Medicare will grant limited coverage for the use of positronemission
tomography (PET) for certain of its beneficiaries
suffering from thyroid cancer, the Centers for Medicare and
Medicaid Services (CMS) recently announced. CMS also said that it
had refused a request to provide PET coverage for soft-tissue sarcoma
because imaging techniques currently covered by Medicare provide
good diagnostic results.
In December 2000, Medicare granted broad approval for the use of
PET in head and neck cancers, but specifically excluded thyroid cancer.
Six months later, it agreed to reexamine its decision at the request
of the American Thyroid Association, which provided new data to
support its arguments. The agency said that "evidence is adequate to
conclude that use of PET for staging of follicular cell thyroid cancer
previously treated by thyroidectomy and radioiodine ablation, with an
elevated or rising serum Tg [thyroglobulin] greater than 10 ng/mL and
negative I-131 whole-body scintigraphy, is reasonable and necessary
for the diagnosis or treatment of the illness or injury or to improve the

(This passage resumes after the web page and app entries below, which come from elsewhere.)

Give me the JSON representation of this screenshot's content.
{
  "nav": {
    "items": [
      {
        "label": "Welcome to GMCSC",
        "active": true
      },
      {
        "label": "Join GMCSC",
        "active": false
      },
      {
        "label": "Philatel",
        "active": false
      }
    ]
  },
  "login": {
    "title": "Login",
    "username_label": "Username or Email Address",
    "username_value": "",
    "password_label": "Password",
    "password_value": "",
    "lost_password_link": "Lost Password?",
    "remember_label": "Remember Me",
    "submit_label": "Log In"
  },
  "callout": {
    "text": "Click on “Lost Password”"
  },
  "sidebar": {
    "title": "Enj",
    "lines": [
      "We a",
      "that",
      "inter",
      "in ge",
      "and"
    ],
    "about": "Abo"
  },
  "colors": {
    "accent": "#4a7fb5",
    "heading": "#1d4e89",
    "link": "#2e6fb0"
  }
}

functioning of a malformed body member in the population specified."